Environment - Agronomy / Food Science - 20.02.2024
Impacts of the European Green Deal on the agrifood sector
Researchers at INRAE analysed the market and non-market impacts of the European Green Deal on the European agrifood system. Substantial positive impacts on the climate, the environment and public health require simultaneous action on agricultural production, food losses and waste, and eating patterns.

Agronomy / Food Science - Environment - 19.02.2024
Potassium depletion in soil threatens global crop yields
Potassium depletion in soil threatens global crop yields
Potassium deficiency in agricultural soils is a largely unrecognised but potentially significant threat to global food security if left unaddressed, finds new research involving researchers at UCL, University of Edinburgh and the UK Centre for Ecology & Hydrology. The study, published in Nature Food, found that more potassium is being removed from agricultural soils than is being added, throughout many regions of the world.

Agronomy / Food Science - Life Sciences - 15.02.2024
First Swiss Field Trial with CRISPR/Cas9-Modified Barley

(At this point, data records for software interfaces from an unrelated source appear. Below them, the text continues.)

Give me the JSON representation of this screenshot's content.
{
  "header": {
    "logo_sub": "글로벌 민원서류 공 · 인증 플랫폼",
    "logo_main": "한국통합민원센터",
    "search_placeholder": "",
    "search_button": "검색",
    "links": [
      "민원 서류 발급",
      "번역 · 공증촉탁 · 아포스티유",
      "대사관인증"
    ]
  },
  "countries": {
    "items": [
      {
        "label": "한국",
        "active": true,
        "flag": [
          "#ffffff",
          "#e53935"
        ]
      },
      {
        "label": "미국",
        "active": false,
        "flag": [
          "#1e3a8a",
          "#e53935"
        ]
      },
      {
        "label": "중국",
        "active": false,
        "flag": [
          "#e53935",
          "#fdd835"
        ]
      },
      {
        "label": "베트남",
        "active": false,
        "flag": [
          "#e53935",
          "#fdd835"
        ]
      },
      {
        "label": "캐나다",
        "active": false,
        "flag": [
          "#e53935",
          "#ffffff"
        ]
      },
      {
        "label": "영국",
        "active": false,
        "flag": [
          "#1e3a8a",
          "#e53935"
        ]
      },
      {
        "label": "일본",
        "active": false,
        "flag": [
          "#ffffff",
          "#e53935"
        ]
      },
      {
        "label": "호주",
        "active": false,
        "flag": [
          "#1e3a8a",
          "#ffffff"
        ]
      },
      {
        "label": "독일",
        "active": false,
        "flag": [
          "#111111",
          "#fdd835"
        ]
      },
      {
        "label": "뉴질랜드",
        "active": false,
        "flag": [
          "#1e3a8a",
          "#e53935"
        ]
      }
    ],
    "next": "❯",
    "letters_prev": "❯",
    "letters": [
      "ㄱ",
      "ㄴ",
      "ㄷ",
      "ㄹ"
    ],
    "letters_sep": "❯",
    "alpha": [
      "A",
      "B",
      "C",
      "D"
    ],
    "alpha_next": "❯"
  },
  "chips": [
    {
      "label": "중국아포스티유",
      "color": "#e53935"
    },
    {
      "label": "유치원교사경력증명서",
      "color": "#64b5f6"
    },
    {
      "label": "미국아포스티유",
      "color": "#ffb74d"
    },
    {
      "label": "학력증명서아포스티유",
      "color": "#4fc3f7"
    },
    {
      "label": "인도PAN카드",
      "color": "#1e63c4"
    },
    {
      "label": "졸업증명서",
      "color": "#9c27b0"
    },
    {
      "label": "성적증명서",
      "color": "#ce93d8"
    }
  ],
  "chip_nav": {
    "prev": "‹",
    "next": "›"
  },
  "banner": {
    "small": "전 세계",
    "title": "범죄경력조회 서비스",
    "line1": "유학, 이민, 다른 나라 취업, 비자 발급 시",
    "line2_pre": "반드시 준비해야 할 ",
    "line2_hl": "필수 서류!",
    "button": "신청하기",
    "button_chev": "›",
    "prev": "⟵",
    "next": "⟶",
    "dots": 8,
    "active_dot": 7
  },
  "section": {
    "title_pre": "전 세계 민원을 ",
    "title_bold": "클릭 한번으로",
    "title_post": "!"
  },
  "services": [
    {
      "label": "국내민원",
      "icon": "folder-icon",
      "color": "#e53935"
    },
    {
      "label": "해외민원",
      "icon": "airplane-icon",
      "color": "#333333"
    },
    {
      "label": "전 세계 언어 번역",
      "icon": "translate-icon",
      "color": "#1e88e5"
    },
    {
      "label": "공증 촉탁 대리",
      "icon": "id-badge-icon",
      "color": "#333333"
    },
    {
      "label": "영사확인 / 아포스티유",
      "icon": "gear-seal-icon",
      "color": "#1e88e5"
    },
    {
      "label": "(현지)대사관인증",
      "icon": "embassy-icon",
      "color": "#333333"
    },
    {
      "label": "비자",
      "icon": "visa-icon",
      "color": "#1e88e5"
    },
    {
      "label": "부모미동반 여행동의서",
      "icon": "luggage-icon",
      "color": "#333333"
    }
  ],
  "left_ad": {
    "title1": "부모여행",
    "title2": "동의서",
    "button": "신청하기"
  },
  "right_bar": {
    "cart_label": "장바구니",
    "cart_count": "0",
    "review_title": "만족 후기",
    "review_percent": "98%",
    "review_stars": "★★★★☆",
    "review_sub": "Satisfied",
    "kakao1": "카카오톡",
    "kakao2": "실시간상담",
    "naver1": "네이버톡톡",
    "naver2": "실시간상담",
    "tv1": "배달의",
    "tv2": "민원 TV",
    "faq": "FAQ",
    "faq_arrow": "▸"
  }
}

First Swiss Field Trial with CRISPR/Cas9-Modified Barley
Agroscope has been granted approval by the Federal Office for the Environment for a field trial with spring barley. The focus is on a barley gene that has been disabled by new breeding techniques. The trial, which will be launched in spring 2024 on the Protected Site in Zurich-Reckenholz and will run for three years, aims to determine whether yields can be increased in this manner.

Agronomy / Food Science - Computer Science - 15.02.2024

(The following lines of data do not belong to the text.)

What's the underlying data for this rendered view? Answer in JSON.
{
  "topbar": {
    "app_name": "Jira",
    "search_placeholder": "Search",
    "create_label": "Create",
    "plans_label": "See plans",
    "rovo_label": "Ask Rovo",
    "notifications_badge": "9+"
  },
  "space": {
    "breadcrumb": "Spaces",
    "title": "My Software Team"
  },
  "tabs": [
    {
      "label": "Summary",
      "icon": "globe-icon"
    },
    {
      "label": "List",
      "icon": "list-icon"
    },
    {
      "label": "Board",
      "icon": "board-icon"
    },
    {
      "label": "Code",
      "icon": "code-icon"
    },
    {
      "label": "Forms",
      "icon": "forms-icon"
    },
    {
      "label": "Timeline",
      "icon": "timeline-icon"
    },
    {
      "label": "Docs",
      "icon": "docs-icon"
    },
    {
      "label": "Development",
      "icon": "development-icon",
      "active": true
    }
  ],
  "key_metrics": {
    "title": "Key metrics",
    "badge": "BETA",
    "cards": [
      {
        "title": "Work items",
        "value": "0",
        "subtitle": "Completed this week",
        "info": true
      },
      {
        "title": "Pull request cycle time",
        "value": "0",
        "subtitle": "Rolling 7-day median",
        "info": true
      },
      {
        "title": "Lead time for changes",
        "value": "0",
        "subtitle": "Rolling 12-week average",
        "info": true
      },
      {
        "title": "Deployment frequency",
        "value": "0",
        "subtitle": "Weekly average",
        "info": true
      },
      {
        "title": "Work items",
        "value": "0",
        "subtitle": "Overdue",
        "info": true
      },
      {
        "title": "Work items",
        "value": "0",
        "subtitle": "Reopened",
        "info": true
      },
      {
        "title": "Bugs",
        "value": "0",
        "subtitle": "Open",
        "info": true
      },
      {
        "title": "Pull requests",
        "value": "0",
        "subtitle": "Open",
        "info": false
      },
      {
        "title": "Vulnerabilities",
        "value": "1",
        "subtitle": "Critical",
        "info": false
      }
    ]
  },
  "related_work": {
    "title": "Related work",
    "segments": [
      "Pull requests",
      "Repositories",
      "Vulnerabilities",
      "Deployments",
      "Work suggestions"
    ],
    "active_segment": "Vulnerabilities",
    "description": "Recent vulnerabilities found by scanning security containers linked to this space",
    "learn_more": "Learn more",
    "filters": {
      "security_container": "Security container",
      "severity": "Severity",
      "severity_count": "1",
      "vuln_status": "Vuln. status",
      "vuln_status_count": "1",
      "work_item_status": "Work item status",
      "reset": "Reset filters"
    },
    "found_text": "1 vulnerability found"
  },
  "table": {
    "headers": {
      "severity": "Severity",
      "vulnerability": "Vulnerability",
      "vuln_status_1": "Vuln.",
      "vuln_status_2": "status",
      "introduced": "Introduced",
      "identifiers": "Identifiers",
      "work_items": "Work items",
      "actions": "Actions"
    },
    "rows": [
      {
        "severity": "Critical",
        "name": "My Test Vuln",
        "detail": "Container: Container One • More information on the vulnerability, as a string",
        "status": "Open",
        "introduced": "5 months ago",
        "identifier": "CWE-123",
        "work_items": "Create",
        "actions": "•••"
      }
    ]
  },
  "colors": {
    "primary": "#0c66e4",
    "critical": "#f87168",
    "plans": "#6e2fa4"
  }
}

Researchers remotely map crops, field by field
Researchers remotely map crops, field by field
The team used machine learning to analyze satellite and roadside images of areas where small farms predominate and agricultural data are sparse. Crop maps help scientists and policymakers track global food supplies and estimate how they might shift with climate change and growing populations. But getting accurate maps of the types of crops that are grown from farm to farm often requires on-the-ground surveys that only a handful of countries have the resources to maintain.

Health - Agronomy / Food Science - 14.02.2024

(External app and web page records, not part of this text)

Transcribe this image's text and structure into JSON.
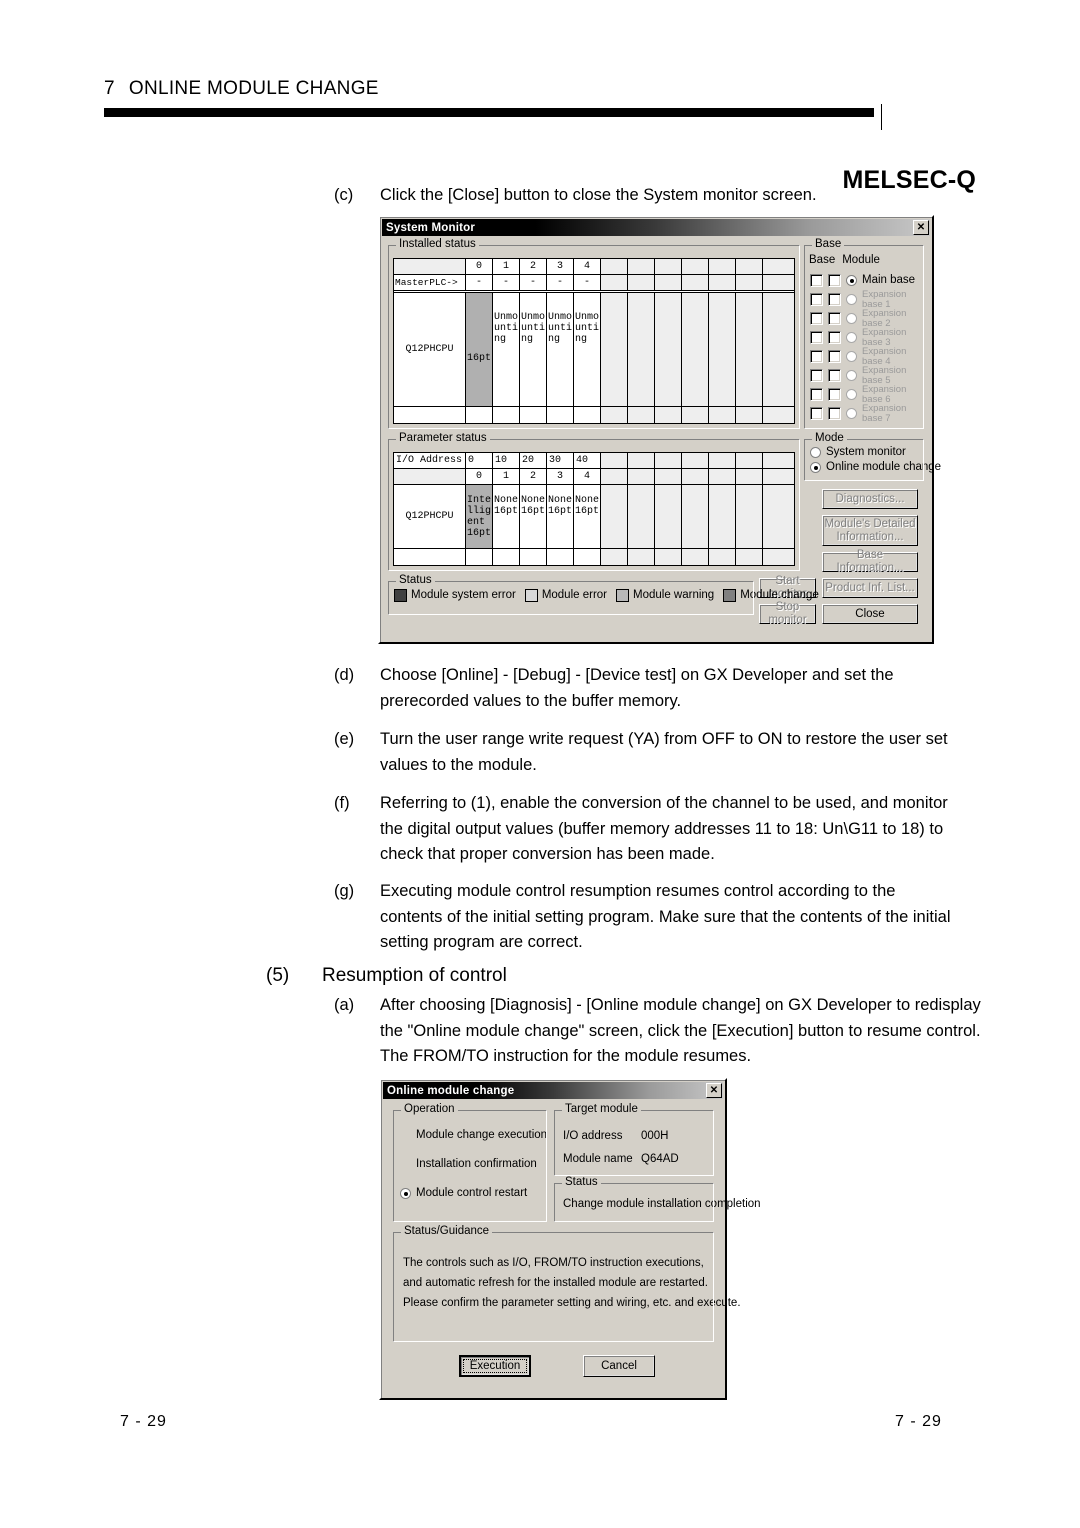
{
  "header": {
    "chapter_number": "7",
    "chapter_title": "ONLINE MODULE CHANGE",
    "brand": "MELSEC-Q"
  },
  "footer": {
    "left": "7 - 29",
    "right": "7 - 29"
  },
  "body": {
    "step_c": {
      "marker": "(c)",
      "text": "Click the [Close] button to close the System monitor screen."
    },
    "step_d": {
      "marker": "(d)",
      "text": "Choose [Online] - [Debug] - [Device test] on GX Developer and set the prerecorded values to the buffer memory."
    },
    "step_e": {
      "marker": "(e)",
      "text": "Turn the user range write request (YA) from OFF to ON to restore the user set values to the module."
    },
    "step_f": {
      "marker": "(f)",
      "text": "Referring to (1), enable the conversion of the channel to be used, and monitor the digital output values (buffer memory addresses 11 to 18: Un\\G11 to 18) to check that proper conversion has been made."
    },
    "step_g": {
      "marker": "(g)",
      "text": "Executing module control resumption resumes control according to the contents of the initial setting program. Make sure that the contents of the initial setting program are correct."
    },
    "section5": {
      "marker": "(5)",
      "title": "Resumption of control"
    },
    "step_5a": {
      "marker": "(a)",
      "text": "After choosing [Diagnosis] - [Online module change] on GX Developer to redisplay the \"Online module change\" screen, click the [Execution] button to resume control. The FROM/TO instruction for the module resumes."
    }
  },
  "system_monitor": {
    "title": "System Monitor",
    "close_icon": "close-icon",
    "installed_status": {
      "legend": "Installed status",
      "slot_headers": [
        "0",
        "1",
        "2",
        "3",
        "4",
        "",
        "",
        "",
        "",
        "",
        "",
        ""
      ],
      "master_label": "MasterPLC->",
      "master_values": [
        "-",
        "-",
        "-",
        "-",
        "-",
        "",
        "",
        "",
        "",
        "",
        "",
        ""
      ],
      "cpu_label": "Q12PHCPU",
      "module_cells": [
        "16pt",
        "Unmounting",
        "Unmounting",
        "Unmounting",
        "Unmounting",
        "",
        "",
        "",
        "",
        "",
        "",
        ""
      ],
      "highlighted_slot": 0
    },
    "base": {
      "legend": "Base",
      "col_base": "Base",
      "col_module": "Module",
      "items": [
        {
          "label": "Main base",
          "selected": true,
          "enabled": true
        },
        {
          "label": "Expansion base 1",
          "selected": false,
          "enabled": false
        },
        {
          "label": "Expansion base 2",
          "selected": false,
          "enabled": false
        },
        {
          "label": "Expansion base 3",
          "selected": false,
          "enabled": false
        },
        {
          "label": "Expansion base 4",
          "selected": false,
          "enabled": false
        },
        {
          "label": "Expansion base 5",
          "selected": false,
          "enabled": false
        },
        {
          "label": "Expansion base 6",
          "selected": false,
          "enabled": false
        },
        {
          "label": "Expansion base 7",
          "selected": false,
          "enabled": false
        }
      ]
    },
    "parameter_status": {
      "legend": "Parameter status",
      "io_address_label": "I/O Address",
      "io_addresses": [
        "0",
        "10",
        "20",
        "30",
        "40",
        "",
        "",
        "",
        "",
        "",
        "",
        ""
      ],
      "slot_headers": [
        "0",
        "1",
        "2",
        "3",
        "4",
        "",
        "",
        "",
        "",
        "",
        "",
        ""
      ],
      "cpu_label": "Q12PHCPU",
      "module_cells": [
        "Intelligent 16pt",
        "None 16pt",
        "None 16pt",
        "None 16pt",
        "None 16pt",
        "",
        "",
        "",
        "",
        "",
        "",
        ""
      ],
      "highlighted_slot": 0
    },
    "mode": {
      "legend": "Mode",
      "options": [
        {
          "label": "System monitor",
          "selected": false
        },
        {
          "label": "Online module change",
          "selected": true
        }
      ]
    },
    "buttons": {
      "diagnostics": "Diagnostics...",
      "module_detail": "Module's Detailed Information...",
      "base_information": "Base Information...",
      "product_inf_list": "Product Inf. List...",
      "close": "Close",
      "start_monitor": "Start monitor",
      "stop_monitor": "Stop monitor"
    },
    "status_legend": {
      "legend": "Status",
      "items": [
        {
          "label": "Module system error",
          "color": "#404040"
        },
        {
          "label": "Module error",
          "color": "#d8d8d8"
        },
        {
          "label": "Module warning",
          "color": "#b8b8b8"
        },
        {
          "label": "Module change",
          "color": "#808080"
        }
      ]
    }
  },
  "online_module_change": {
    "title": "Online module change",
    "close_icon": "close-icon",
    "operation": {
      "legend": "Operation",
      "items": [
        {
          "label": "Module change execution",
          "selected": false,
          "show_radio": false
        },
        {
          "label": "Installation confirmation",
          "selected": false,
          "show_radio": false
        },
        {
          "label": "Module control restart",
          "selected": true,
          "show_radio": true
        }
      ]
    },
    "target_module": {
      "legend": "Target module",
      "io_address_label": "I/O address",
      "io_address_value": "000H",
      "module_name_label": "Module name",
      "module_name_value": "Q64AD"
    },
    "status": {
      "legend": "Status",
      "text": "Change module installation completion"
    },
    "guidance": {
      "legend": "Status/Guidance",
      "line1": "The controls such as I/O, FROM/TO instruction executions,",
      "line2": "and automatic refresh for the installed module are restarted.",
      "line3": "Please confirm the parameter setting and wiring, etc. and execute."
    },
    "buttons": {
      "execution": "Execution",
      "cancel": "Cancel"
    }
  }
}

Ultra-processed foods score worse on food package labelling
Ultra-processed foods (UPFs) contain more calories, fat, saturated fat, sugar and salt than minimally-processed foods - but not all'UPFs are unhealthy, according to new research from UCL. For the study, published in The British Journal of Nutrition , scientists wanted to investigate whether food processing information could be a useful indicator of what is healthy to eat.